*What you will do*. Every line below should come back exactly as written, though the pictures stay out.
*** Opening Extracted material ***
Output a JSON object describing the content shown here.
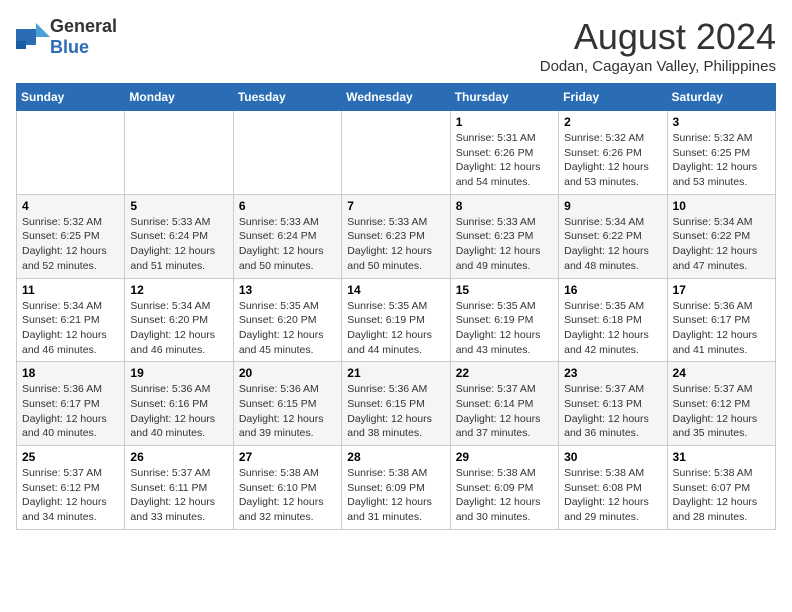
{
  "logo": {
    "general": "General",
    "blue": "Blue"
  },
  "title": {
    "month_year": "August 2024",
    "location": "Dodan, Cagayan Valley, Philippines"
  },
  "days_of_week": [
    "Sunday",
    "Monday",
    "Tuesday",
    "Wednesday",
    "Thursday",
    "Friday",
    "Saturday"
  ],
  "weeks": [
    [
      {
        "day": "",
        "info": ""
      },
      {
        "day": "",
        "info": ""
      },
      {
        "day": "",
        "info": ""
      },
      {
        "day": "",
        "info": ""
      },
      {
        "day": "1",
        "info": "Sunrise: 5:31 AM\nSunset: 6:26 PM\nDaylight: 12 hours\nand 54 minutes."
      },
      {
        "day": "2",
        "info": "Sunrise: 5:32 AM\nSunset: 6:26 PM\nDaylight: 12 hours\nand 53 minutes."
      },
      {
        "day": "3",
        "info": "Sunrise: 5:32 AM\nSunset: 6:25 PM\nDaylight: 12 hours\nand 53 minutes."
      }
    ],
    [
      {
        "day": "4",
        "info": "Sunrise: 5:32 AM\nSunset: 6:25 PM\nDaylight: 12 hours\nand 52 minutes."
      },
      {
        "day": "5",
        "info": "Sunrise: 5:33 AM\nSunset: 6:24 PM\nDaylight: 12 hours\nand 51 minutes."
      },
      {
        "day": "6",
        "info": "Sunrise: 5:33 AM\nSunset: 6:24 PM\nDaylight: 12 hours\nand 50 minutes."
      },
      {
        "day": "7",
        "info": "Sunrise: 5:33 AM\nSunset: 6:23 PM\nDaylight: 12 hours\nand 50 minutes."
      },
      {
        "day": "8",
        "info": "Sunrise: 5:33 AM\nSunset: 6:23 PM\nDaylight: 12 hours\nand 49 minutes."
      },
      {
        "day": "9",
        "info": "Sunrise: 5:34 AM\nSunset: 6:22 PM\nDaylight: 12 hours\nand 48 minutes."
      },
      {
        "day": "10",
        "info": "Sunrise: 5:34 AM\nSunset: 6:22 PM\nDaylight: 12 hours\nand 47 minutes."
      }
    ],
    [
      {
        "day": "11",
        "info": "Sunrise: 5:34 AM\nSunset: 6:21 PM\nDaylight: 12 hours\nand 46 minutes."
      },
      {
        "day": "12",
        "info": "Sunrise: 5:34 AM\nSunset: 6:20 PM\nDaylight: 12 hours\nand 46 minutes."
      },
      {
        "day": "13",
        "info": "Sunrise: 5:35 AM\nSunset: 6:20 PM\nDaylight: 12 hours\nand 45 minutes."
      },
      {
        "day": "14",
        "info": "Sunrise: 5:35 AM\nSunset: 6:19 PM\nDaylight: 12 hours\nand 44 minutes."
      },
      {
        "day": "15",
        "info": "Sunrise: 5:35 AM\nSunset: 6:19 PM\nDaylight: 12 hours\nand 43 minutes."
      },
      {
        "day": "16",
        "info": "Sunrise: 5:35 AM\nSunset: 6:18 PM\nDaylight: 12 hours\nand 42 minutes."
      },
      {
        "day": "17",
        "info": "Sunrise: 5:36 AM\nSunset: 6:17 PM\nDaylight: 12 hours\nand 41 minutes."
      }
    ],
    [
      {
        "day": "18",
        "info": "Sunrise: 5:36 AM\nSunset: 6:17 PM\nDaylight: 12 hours\nand 40 minutes."
      },
      {
        "day": "19",
        "info": "Sunrise: 5:36 AM\nSunset: 6:16 PM\nDaylight: 12 hours\nand 40 minutes."
      },
      {
        "day": "20",
        "info": "Sunrise: 5:36 AM\nSunset: 6:15 PM\nDaylight: 12 hours\nand 39 minutes."
      },
      {
        "day": "21",
        "info": "Sunrise: 5:36 AM\nSunset: 6:15 PM\nDaylight: 12 hours\nand 38 minutes."
      },
      {
        "day": "22",
        "info": "Sunrise: 5:37 AM\nSunset: 6:14 PM\nDaylight: 12 hours\nand 37 minutes."
      },
      {
        "day": "23",
        "info": "Sunrise: 5:37 AM\nSunset: 6:13 PM\nDaylight: 12 hours\nand 36 minutes."
      },
      {
        "day": "24",
        "info": "Sunrise: 5:37 AM\nSunset: 6:12 PM\nDaylight: 12 hours\nand 35 minutes."
      }
    ],
    [
      {
        "day": "25",
        "info": "Sunrise: 5:37 AM\nSunset: 6:12 PM\nDaylight: 12 hours\nand 34 minutes."
      },
      {
        "day": "26",
        "info": "Sunrise: 5:37 AM\nSunset: 6:11 PM\nDaylight: 12 hours\nand 33 minutes."
      },
      {
        "day": "27",
        "info": "Sunrise: 5:38 AM\nSunset: 6:10 PM\nDaylight: 12 hours\nand 32 minutes."
      },
      {
        "day": "28",
        "info": "Sunrise: 5:38 AM\nSunset: 6:09 PM\nDaylight: 12 hours\nand 31 minutes."
      },
      {
        "day": "29",
        "info": "Sunrise: 5:38 AM\nSunset: 6:09 PM\nDaylight: 12 hours\nand 30 minutes."
      },
      {
        "day": "30",
        "info": "Sunrise: 5:38 AM\nSunset: 6:08 PM\nDaylight: 12 hours\nand 29 minutes."
      },
      {
        "day": "31",
        "info": "Sunrise: 5:38 AM\nSunset: 6:07 PM\nDaylight: 12 hours\nand 28 minutes."
      }
    ]
  ]
}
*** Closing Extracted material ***
*Solution for this exercise*.
Output a JSON object describing the content shown here.
{
  "logo": {
    "general": "General",
    "blue": "Blue"
  },
  "title": {
    "month_year": "August 2024",
    "location": "Dodan, Cagayan Valley, Philippines"
  },
  "days_of_week": [
    "Sunday",
    "Monday",
    "Tuesday",
    "Wednesday",
    "Thursday",
    "Friday",
    "Saturday"
  ],
  "weeks": [
    [
      {
        "day": "",
        "info": ""
      },
      {
        "day": "",
        "info": ""
      },
      {
        "day": "",
        "info": ""
      },
      {
        "day": "",
        "info": ""
      },
      {
        "day": "1",
        "info": "Sunrise: 5:31 AM\nSunset: 6:26 PM\nDaylight: 12 hours\nand 54 minutes."
      },
      {
        "day": "2",
        "info": "Sunrise: 5:32 AM\nSunset: 6:26 PM\nDaylight: 12 hours\nand 53 minutes."
      },
      {
        "day": "3",
        "info": "Sunrise: 5:32 AM\nSunset: 6:25 PM\nDaylight: 12 hours\nand 53 minutes."
      }
    ],
    [
      {
        "day": "4",
        "info": "Sunrise: 5:32 AM\nSunset: 6:25 PM\nDaylight: 12 hours\nand 52 minutes."
      },
      {
        "day": "5",
        "info": "Sunrise: 5:33 AM\nSunset: 6:24 PM\nDaylight: 12 hours\nand 51 minutes."
      },
      {
        "day": "6",
        "info": "Sunrise: 5:33 AM\nSunset: 6:24 PM\nDaylight: 12 hours\nand 50 minutes."
      },
      {
        "day": "7",
        "info": "Sunrise: 5:33 AM\nSunset: 6:23 PM\nDaylight: 12 hours\nand 50 minutes."
      },
      {
        "day": "8",
        "info": "Sunrise: 5:33 AM\nSunset: 6:23 PM\nDaylight: 12 hours\nand 49 minutes."
      },
      {
        "day": "9",
        "info": "Sunrise: 5:34 AM\nSunset: 6:22 PM\nDaylight: 12 hours\nand 48 minutes."
      },
      {
        "day": "10",
        "info": "Sunrise: 5:34 AM\nSunset: 6:22 PM\nDaylight: 12 hours\nand 47 minutes."
      }
    ],
    [
      {
        "day": "11",
        "info": "Sunrise: 5:34 AM\nSunset: 6:21 PM\nDaylight: 12 hours\nand 46 minutes."
      },
      {
        "day": "12",
        "info": "Sunrise: 5:34 AM\nSunset: 6:20 PM\nDaylight: 12 hours\nand 46 minutes."
      },
      {
        "day": "13",
        "info": "Sunrise: 5:35 AM\nSunset: 6:20 PM\nDaylight: 12 hours\nand 45 minutes."
      },
      {
        "day": "14",
        "info": "Sunrise: 5:35 AM\nSunset: 6:19 PM\nDaylight: 12 hours\nand 44 minutes."
      },
      {
        "day": "15",
        "info": "Sunrise: 5:35 AM\nSunset: 6:19 PM\nDaylight: 12 hours\nand 43 minutes."
      },
      {
        "day": "16",
        "info": "Sunrise: 5:35 AM\nSunset: 6:18 PM\nDaylight: 12 hours\nand 42 minutes."
      },
      {
        "day": "17",
        "info": "Sunrise: 5:36 AM\nSunset: 6:17 PM\nDaylight: 12 hours\nand 41 minutes."
      }
    ],
    [
      {
        "day": "18",
        "info": "Sunrise: 5:36 AM\nSunset: 6:17 PM\nDaylight: 12 hours\nand 40 minutes."
      },
      {
        "day": "19",
        "info": "Sunrise: 5:36 AM\nSunset: 6:16 PM\nDaylight: 12 hours\nand 40 minutes."
      },
      {
        "day": "20",
        "info": "Sunrise: 5:36 AM\nSunset: 6:15 PM\nDaylight: 12 hours\nand 39 minutes."
      },
      {
        "day": "21",
        "info": "Sunrise: 5:36 AM\nSunset: 6:15 PM\nDaylight: 12 hours\nand 38 minutes."
      },
      {
        "day": "22",
        "info": "Sunrise: 5:37 AM\nSunset: 6:14 PM\nDaylight: 12 hours\nand 37 minutes."
      },
      {
        "day": "23",
        "info": "Sunrise: 5:37 AM\nSunset: 6:13 PM\nDaylight: 12 hours\nand 36 minutes."
      },
      {
        "day": "24",
        "info": "Sunrise: 5:37 AM\nSunset: 6:12 PM\nDaylight: 12 hours\nand 35 minutes."
      }
    ],
    [
      {
        "day": "25",
        "info": "Sunrise: 5:37 AM\nSunset: 6:12 PM\nDaylight: 12 hours\nand 34 minutes."
      },
      {
        "day": "26",
        "info": "Sunrise: 5:37 AM\nSunset: 6:11 PM\nDaylight: 12 hours\nand 33 minutes."
      },
      {
        "day": "27",
        "info": "Sunrise: 5:38 AM\nSunset: 6:10 PM\nDaylight: 12 hours\nand 32 minutes."
      },
      {
        "day": "28",
        "info": "Sunrise: 5:38 AM\nSunset: 6:09 PM\nDaylight: 12 hours\nand 31 minutes."
      },
      {
        "day": "29",
        "info": "Sunrise: 5:38 AM\nSunset: 6:09 PM\nDaylight: 12 hours\nand 30 minutes."
      },
      {
        "day": "30",
        "info": "Sunrise: 5:38 AM\nSunset: 6:08 PM\nDaylight: 12 hours\nand 29 minutes."
      },
      {
        "day": "31",
        "info": "Sunrise: 5:38 AM\nSunset: 6:07 PM\nDaylight: 12 hours\nand 28 minutes."
      }
    ]
  ]
}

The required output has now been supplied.